One of the main criticisms of the trial was that outcome thresholds were switched after the trial had finished. Some data were released after a First Tier Tribunal hearing. Reanalyses using the original thresholds found:
‘The claim that patients can recover as a result of CBT and GET is not justified by the data, and is highly misleading to clinicians and patients considering these treatments.‘
‘These findings raise serious concerns about the robustness of the claims made about the efficacy of CBT and GET. The modest treatment effects obtained on self-report measures in the PACE trial do not exceed what could be reasonably accounted for by participant reporting biases.‘
This week, three of the researchers responded to the reanalyses. This week, also, Reuters carried a story saying that one of them, Michael Sharpe, had been driven out of researching the illness because the field is ‘too toxic’. The timing did not seem coincidental.
The article claims that Professor Sharpe is not alone and that ‘there has been a decline in the number of new CFS/ME treatment trials being launched’. It quotes evidence from clinicaltrials.gov:
From 2010 to 2014, 33 such trials started. From 2015 until the present, the figure dropped to around 20.
I was surprised by that figure as research couple of years ago found an increase in the number of papers published on the illness. Along with the trend in medical science generally, more work was being done.
My first thought was that perhaps there was an innocent explanation for this decline: PACE was a massive trial, deemed ‘definitive’. The investigators were seen as the leading experts on this approach and the findings were said to be in line with other trials of the interventions. There wouldn’t seem much point in keeping on doing the same trial time after time.
I decided though, that I would also go to the website and check the numbers. And this is what I found:
The figures given in the article then are not false, but they would seem to be misleading. The overall numbers are very low, so a year when there are more trials than usual will have a large effect. Kelland chose to compare the last five years with the previous five years. But if you compare the last ten years (and, after all, the first stories about harassment came out in 2011, so ten years would seem just as reasonable), then there has in fact been a massive increase in trials being launched, not the decline described in the article. Or one could be very mischievous and point out that since Professor Sharpe announced he was quitting the field last year, the number of trials has gone up.
There is a further point. The article says that he and others are being driven out of research because some patients do not like their approach as it ‘suggests their illness is psychological’. No one researching ME as a pathological illness has made such complaints. It would be expected then that trials taking this behavioural approach should show a decline and that others, looking at possible drug treatments, for example, would be unaffected. As the table shows, though, there is no such trend.*
Finally, the number of trials listed seemed very low to me. I looked at some of them. They include acupuncture studies from China but as far as I could see they don’t show the PACE trial (or SMILE), so the numbers are probably not very reliable anyway.
An article standing up for the PACE researchers uses dodgy numbers.
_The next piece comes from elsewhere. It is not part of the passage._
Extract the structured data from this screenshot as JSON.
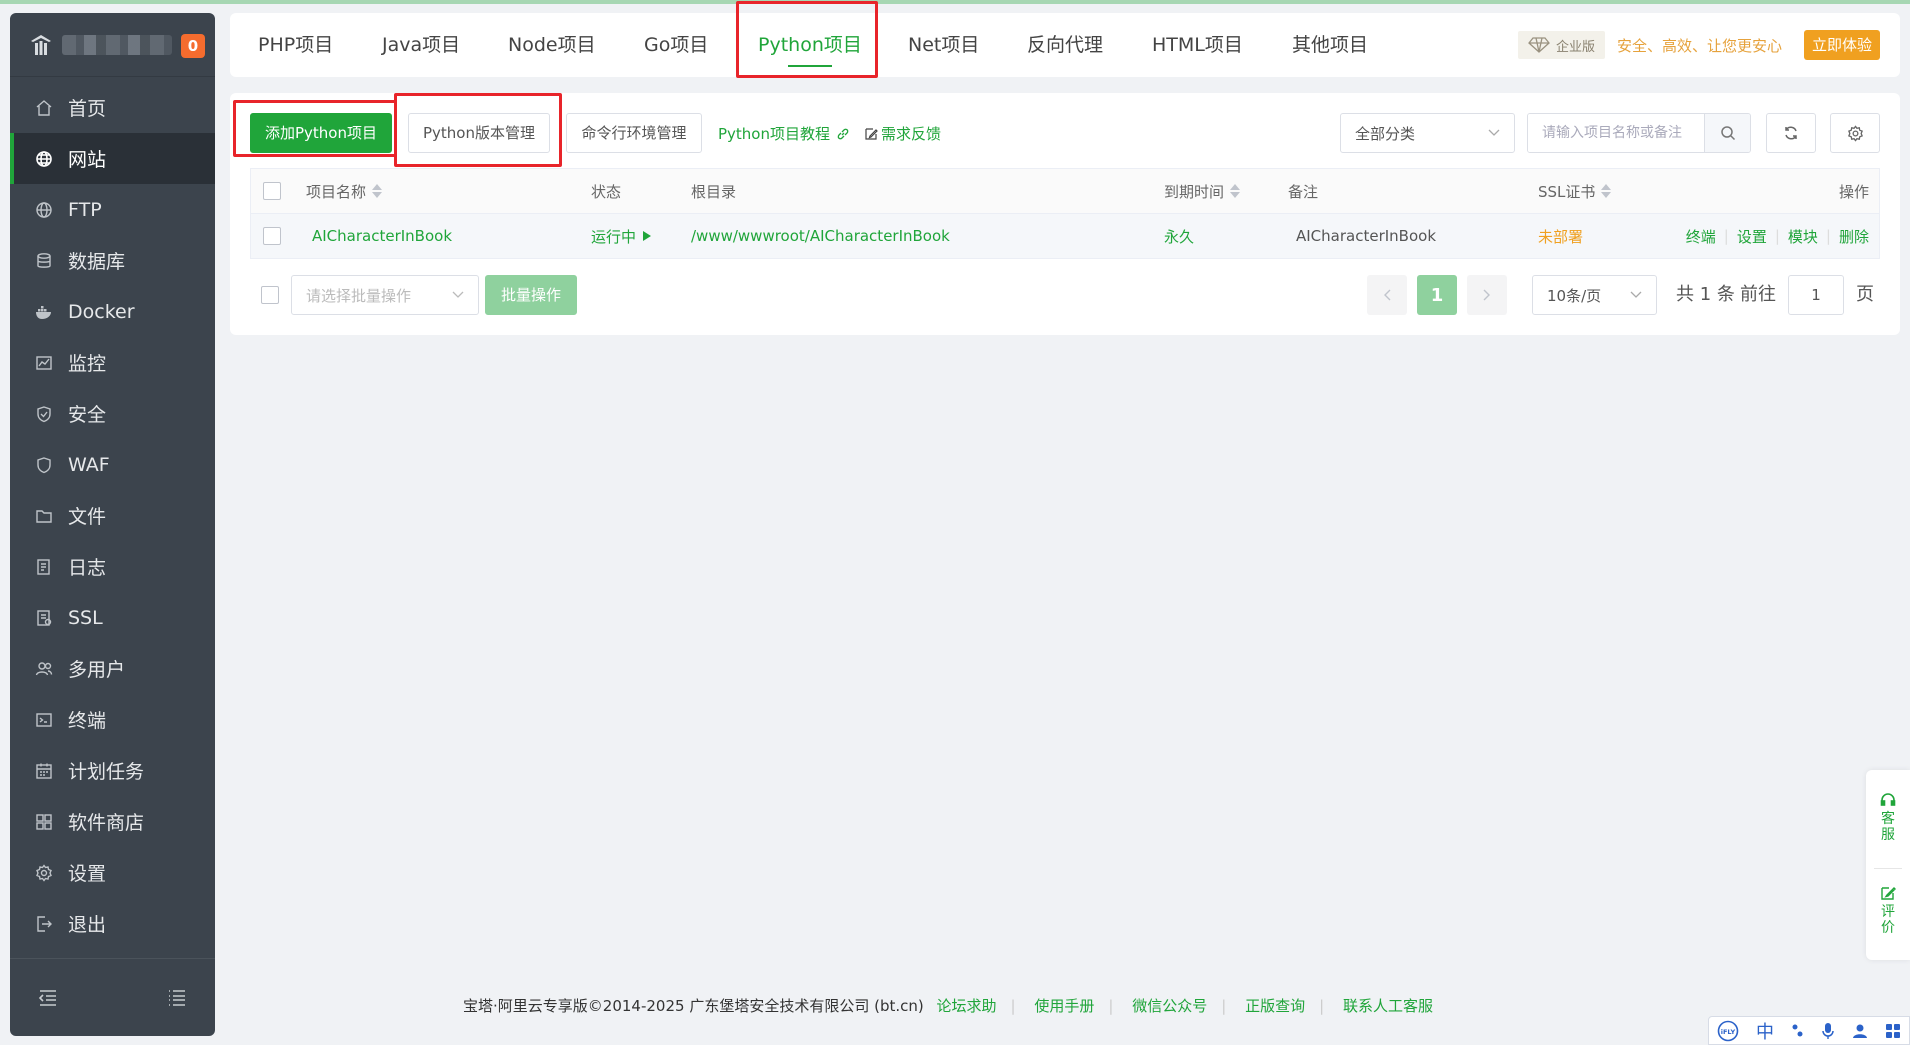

As for the substance of Professor Sharpe’s accusations, he has himself described what he finds offensive: ‘attempts to damage his reputation and get his papers retracted’. Many would not agree that amounts to trolling.
It should also be pointed out that he himself has been described as ‘intemperate’; someone who ‘lashes out’ and who ‘cannot tell the difference between disagreement and defamation’.
Claims of bullying and harassment driving researchers from the field are often made by those with power against those without:
It’s a clever strategy, in its way. But it’s also the signet ring of weak people defending weak ideas.
*It has been suggested that there is in fact a discernible trend in the lower numbers of behavioural trials, but there is no way of knowing whether there is a trend or whether there was a slight blip in 2009 or whether it is possible to know anything at all from such small numbers. It could be argued, for example, that one third of all clinical trials for ‘CFS/ME’ in 2018 were behavioural.
The same point about the reliability of the search applies, since neither PACE nor SMILE are listed.
And even if there were some sort of trend, there is no way of knowing the impact, for example, of the IOM report and the change in focus by the NIH.